fear can be defined as a state that occurs “when the sentient brain is aware that its personal well-being (physical, mental, social, cultural, existential) is challenged or may be at some point”
External cues are elements in the environment that can pose a threat to the health, integrity, and existence of an individual person (e.g., venomous insects and animals, heights, or a social aggressor). Internal cues include bodily states (e.g., arousal) in addition to the thoughts that are produced through our cognitive abilities.
Fear is defined as “a: an unpleasant often strong emotion caused by anticipation or awareness of danger;
An organism's detection of potential threat involves innate biological processes that exist across the phylogenetic evolutionary spectrum
owever, important distinctions between the environmental detection of threat and the conscious experience of human fear
threat detection is only one process within the complex emotional experience of fear, worry, and anxiety that comprise human states of being
Threat detection and defensive response behaviors are typically based on situation-specific factors such as the proximity, intensity, immediacy, and probability of an aversive outcome
The experience of human fear as an emotion (as well as the etiology and treatment of fear-based disorders) occurs as a result of the complex interaction between the activation of basic threat detection systems, memory storage and retrieval, and our own conscious awareness.
mammalian response to threat involves the recruitment of the autonomic nervous system to alter physiological activity
Human neuroimaging studies represent a significant amount of research conducted on fear learning and memory
ear memory is an interaction between neural regions considered to be traditionally more involved in cognition (i.e., the dorsal and ventral lateral PFC; DLPFC, VLPFC, respectively), neural regions traditionally considered to be more involved in emotion (i.e., the orbital frontal cortex and the ventral medial PFC; OFC, VMPFC, respectively), as well as neural regions that span both concepts (anterior cingulate cortex; ACC)
A common, empirically-validated approach to treat PTSD is Prolonged Exposure Therapy (PE) (Foa, 2011), one component of which involves repeated exposure to fear-linked cues to produce “extinction” of fear (clinically referred to as exposure leading to desensitization) and to prevent avoidance responses to these cues (Hofmann, 2008).
Unfortunately, one major limitation of extinction is that it is a temporary phenomenon and extinguished fear can re-emerge with the passage of time (spontaneous recovery), as a result of a change in experimental context (renewal shift), or by exposing subjects to an aversive unconditioned stimulus (US) after extinction (reinstatement effect)
Together, these findings suggest that extinction is a new learning process, and fear reduction results from an inhibition rather than an erasure of the original fear memory (Bouton, 2002).

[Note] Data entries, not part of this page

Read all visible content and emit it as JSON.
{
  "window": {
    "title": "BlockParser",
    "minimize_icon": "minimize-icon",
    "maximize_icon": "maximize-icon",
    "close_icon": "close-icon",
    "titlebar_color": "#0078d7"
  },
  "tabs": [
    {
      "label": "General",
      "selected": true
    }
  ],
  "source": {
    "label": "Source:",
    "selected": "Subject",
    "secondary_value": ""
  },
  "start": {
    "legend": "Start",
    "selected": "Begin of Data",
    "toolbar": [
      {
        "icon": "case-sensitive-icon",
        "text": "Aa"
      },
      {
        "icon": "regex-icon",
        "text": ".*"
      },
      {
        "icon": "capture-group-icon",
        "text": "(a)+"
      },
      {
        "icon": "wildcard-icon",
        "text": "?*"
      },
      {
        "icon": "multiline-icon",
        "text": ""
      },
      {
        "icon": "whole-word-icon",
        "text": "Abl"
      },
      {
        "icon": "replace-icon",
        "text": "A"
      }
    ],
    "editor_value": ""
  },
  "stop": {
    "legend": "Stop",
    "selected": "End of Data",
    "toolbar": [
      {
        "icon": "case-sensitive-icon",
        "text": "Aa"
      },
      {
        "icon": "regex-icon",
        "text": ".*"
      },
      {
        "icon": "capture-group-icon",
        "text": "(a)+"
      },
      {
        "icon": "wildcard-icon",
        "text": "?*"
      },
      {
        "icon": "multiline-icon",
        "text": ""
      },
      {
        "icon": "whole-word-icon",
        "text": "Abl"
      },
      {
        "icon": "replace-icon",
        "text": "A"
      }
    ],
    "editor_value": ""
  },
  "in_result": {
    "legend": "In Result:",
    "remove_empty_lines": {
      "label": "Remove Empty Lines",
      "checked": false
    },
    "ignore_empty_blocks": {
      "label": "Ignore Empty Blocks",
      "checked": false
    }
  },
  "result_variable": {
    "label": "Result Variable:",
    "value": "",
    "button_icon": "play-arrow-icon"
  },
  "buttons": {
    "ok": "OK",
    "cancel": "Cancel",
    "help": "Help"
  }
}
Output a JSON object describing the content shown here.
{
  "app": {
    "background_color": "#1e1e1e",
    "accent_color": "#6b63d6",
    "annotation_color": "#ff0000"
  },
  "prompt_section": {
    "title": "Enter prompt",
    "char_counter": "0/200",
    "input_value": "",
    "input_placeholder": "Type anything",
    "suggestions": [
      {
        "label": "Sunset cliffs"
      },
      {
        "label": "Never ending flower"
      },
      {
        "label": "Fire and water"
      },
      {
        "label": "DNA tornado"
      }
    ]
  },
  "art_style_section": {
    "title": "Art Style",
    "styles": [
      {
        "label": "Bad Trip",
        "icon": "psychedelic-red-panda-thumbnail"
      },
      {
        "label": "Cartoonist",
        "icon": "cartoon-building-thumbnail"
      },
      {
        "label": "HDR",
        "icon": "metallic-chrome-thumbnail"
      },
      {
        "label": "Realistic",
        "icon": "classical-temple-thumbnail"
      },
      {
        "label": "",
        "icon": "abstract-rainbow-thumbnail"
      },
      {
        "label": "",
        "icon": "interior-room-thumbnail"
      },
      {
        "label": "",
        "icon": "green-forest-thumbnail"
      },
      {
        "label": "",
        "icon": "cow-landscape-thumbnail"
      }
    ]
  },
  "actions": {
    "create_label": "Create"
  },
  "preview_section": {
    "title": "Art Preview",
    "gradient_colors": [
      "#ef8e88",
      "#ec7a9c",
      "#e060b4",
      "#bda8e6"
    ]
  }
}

Critical brain regions include the amygdala, ventromedial prefrontal cortex (VMPFC), and hippocampus
Fear extinction recruits a form of new learning in which an inhibitory memory trace associated with the previously reinforced CS competes with, but does not eliminate, the labile fear acquisition memory trace (Liberzon and Abelson, 2016, Myers and Davis, 2002). As described earlier, the original fear memory remains intact and is accessible through specific learning mechanisms identified as reinstatement (through unsignaled presentation of the previously used US; Bouton and Bolles, 1979, Rescorla and Heth, 1975), renewal (through a change in experimental context; Bouton, 1993), or through the passage of time (termed spontaneous recovery; Pavlov, 1927).